Four business groups sent Gov. Gretchen Whitmer a letter asking to reopen industries that have been closed for five months, although they’re open in certain parts of Michigan and surrounding states.
After five months with no revenue and continued fixed costs, some gyms, movie theaters and bowling alleys are on the brink of bankruptcy. Read More
Ohio business owners who are fed up with Gov. Mike DeWine’s ever-lasting shutdown regulations are joining their lawsuits together into a class action against the state.
Three lawyers are working together to help combine existing lawsuits and are looking for other owners whose livelihoods are being threatened by what they say are unconstitutional orders. The suit against the DeWine administration and other government agencies was filed in the Ohio Court of Common Pleas in Lake County. Read More
Hours before Michigan’s indoor fitness centers were allowed to open for the first time in months, a Sixth U.S. Circuit Court of Appeals panel told the gyms to keep their doors shut.
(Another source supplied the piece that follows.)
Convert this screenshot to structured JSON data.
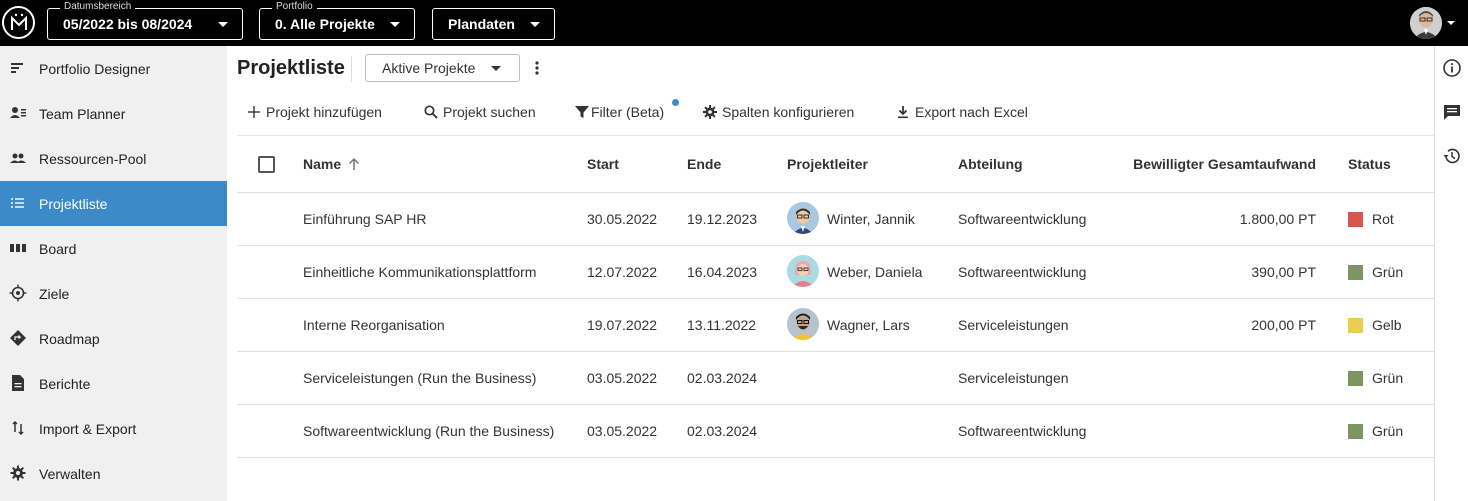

A three-judge panel issued an emergency stay sought by Gov. Gretchen Whitmer, freezing the preliminary injunction from U.S. District Judge Paul Maloney that would have allowed gyms to open at 12:01 am Thursday. Read More
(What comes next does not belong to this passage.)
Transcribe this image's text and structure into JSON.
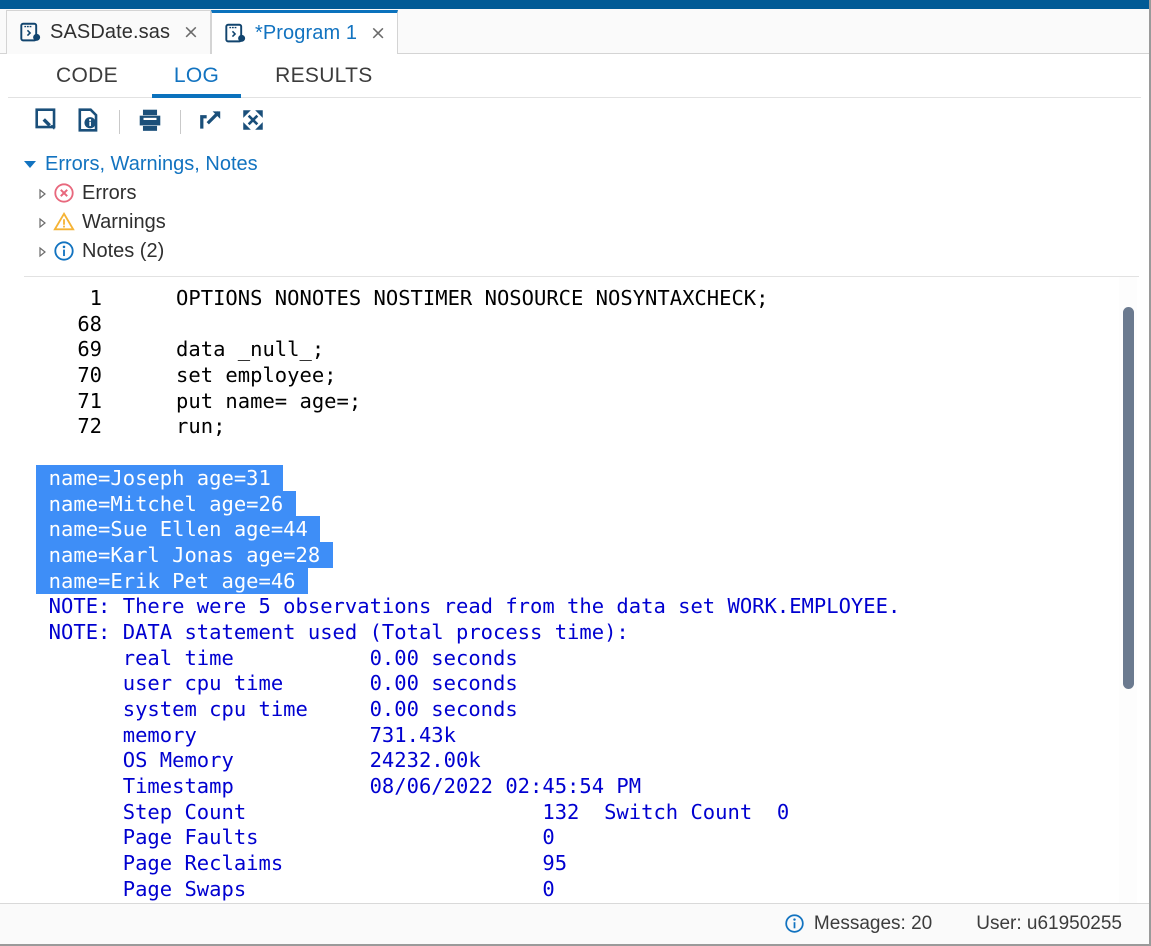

A federal judge refused on Monday to pause an order to reopen indoor gyms in Michigan, despite Gov. Gretchen Whiter filing an appeal in a higher court.
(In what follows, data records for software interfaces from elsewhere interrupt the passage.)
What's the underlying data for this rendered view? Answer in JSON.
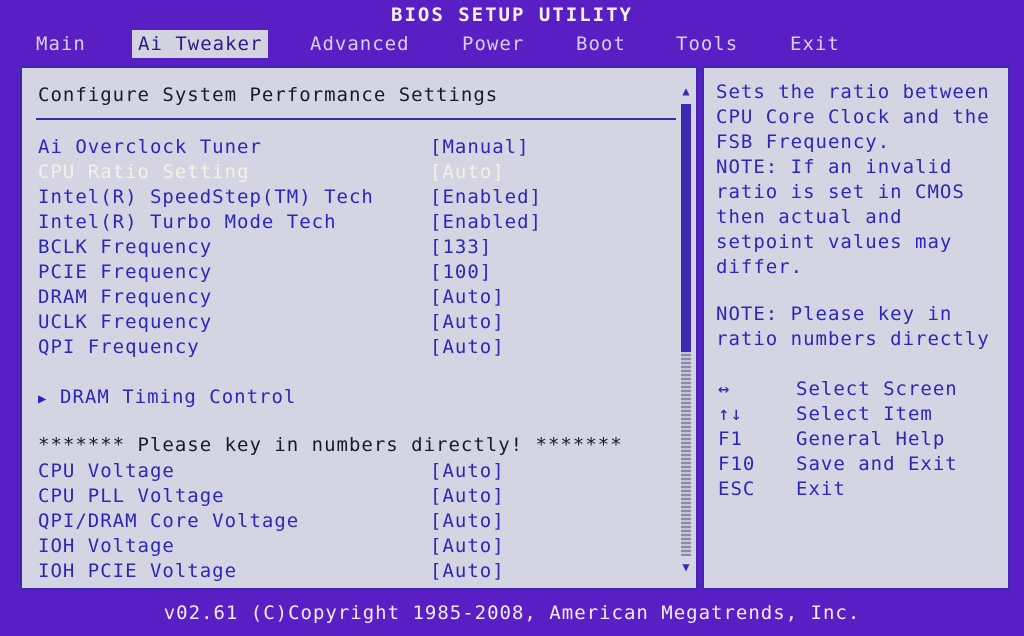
{
  "title": "BIOS SETUP UTILITY",
  "menu": [
    {
      "label": "Main"
    },
    {
      "label": "Ai Tweaker"
    },
    {
      "label": "Advanced"
    },
    {
      "label": "Power"
    },
    {
      "label": "Boot"
    },
    {
      "label": "Tools"
    },
    {
      "label": "Exit"
    }
  ],
  "main": {
    "section_title": "Configure System Performance Settings",
    "settings": [
      {
        "label": "Ai Overclock Tuner",
        "value": "[Manual]"
      },
      {
        "label": "CPU Ratio Setting",
        "value": "[Auto]"
      },
      {
        "label": "Intel(R) SpeedStep(TM) Tech",
        "value": "[Enabled]"
      },
      {
        "label": "Intel(R) Turbo Mode Tech",
        "value": "[Enabled]"
      },
      {
        "label": "BCLK Frequency",
        "value": "[133]"
      },
      {
        "label": "PCIE Frequency",
        "value": "[100]"
      },
      {
        "label": "DRAM Frequency",
        "value": "[Auto]"
      },
      {
        "label": "UCLK Frequency",
        "value": "[Auto]"
      },
      {
        "label": "QPI Frequency",
        "value": "[Auto]"
      }
    ],
    "submenu_label": "DRAM Timing Control",
    "note": "******* Please key in numbers directly! *******",
    "voltages": [
      {
        "label": "CPU Voltage",
        "value": "[Auto]"
      },
      {
        "label": "CPU PLL Voltage",
        "value": "[Auto]"
      },
      {
        "label": "QPI/DRAM Core Voltage",
        "value": "[Auto]"
      },
      {
        "label": "IOH Voltage",
        "value": "[Auto]"
      },
      {
        "label": "IOH PCIE Voltage",
        "value": "[Auto]"
      }
    ]
  },
  "help": {
    "description": "Sets the ratio between\nCPU Core Clock and the\nFSB Frequency.\nNOTE: If an invalid\nratio is set in CMOS\nthen actual and\nsetpoint values may\ndiffer.",
    "note2": "NOTE: Please key in\nratio numbers directly",
    "keys": [
      {
        "key": "↔",
        "desc": "Select Screen"
      },
      {
        "key": "↑↓",
        "desc": "Select Item"
      },
      {
        "key": "F1",
        "desc": "General Help"
      },
      {
        "key": "F10",
        "desc": "Save and Exit"
      },
      {
        "key": "ESC",
        "desc": "Exit"
      }
    ]
  },
  "footer": "v02.61 (C)Copyright 1985-2008, American Megatrends, Inc.",
  "colors": {
    "background": "#5a1fc4",
    "panel": "#d4d4e2",
    "text": "#2a28b8",
    "highlight": "#f6f2e4"
  }
}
U.S. District Court Judge Paul Maloney ruled on Friday that indoor gyms could reopen on June 25. Gyms are not explicitly permitted in the MI Safe Start plan, which denotes when certain industries can reopen in Michigan. Maloney said in his opinion that gyms would be held to the same standard as other workplaces. Read More
An organization representing more than 120 Michigan gyms has filed a lawsuit against the state to protest continued closures from the coronavirus pandemic.
The lawsuit, filed Friday by the League of Independent Fitness Facilities and Trainers, names Gov. Gretchen Whitmer and Robert Gordon, the director of the Michigan Department of Health and Human Services. It alleges that the executive orders shutting down gyms are “broad and overreaching” and “not narrowly tailored to their purpose, as required under constitutional law,” according to a statement from LIFFT. Read More
The 1851 Center for Constitutional Law, working on behalf of 35 independent gyms, struck a significant win for their right to exist by persuading a court to rule against Gov. Mike DeWine and Dr. Amy Acton’s “oppressive” shutdown of their businesses.
The Ohio Court of Common Pleas in Lake County on Wednesday handed down a decision that castigated DeWine and the health department director and granted a preliminary injunction to prevent the gym owners from being prosecuted for opening while awaiting a court trial. The ruling is available in its entirety here. Read More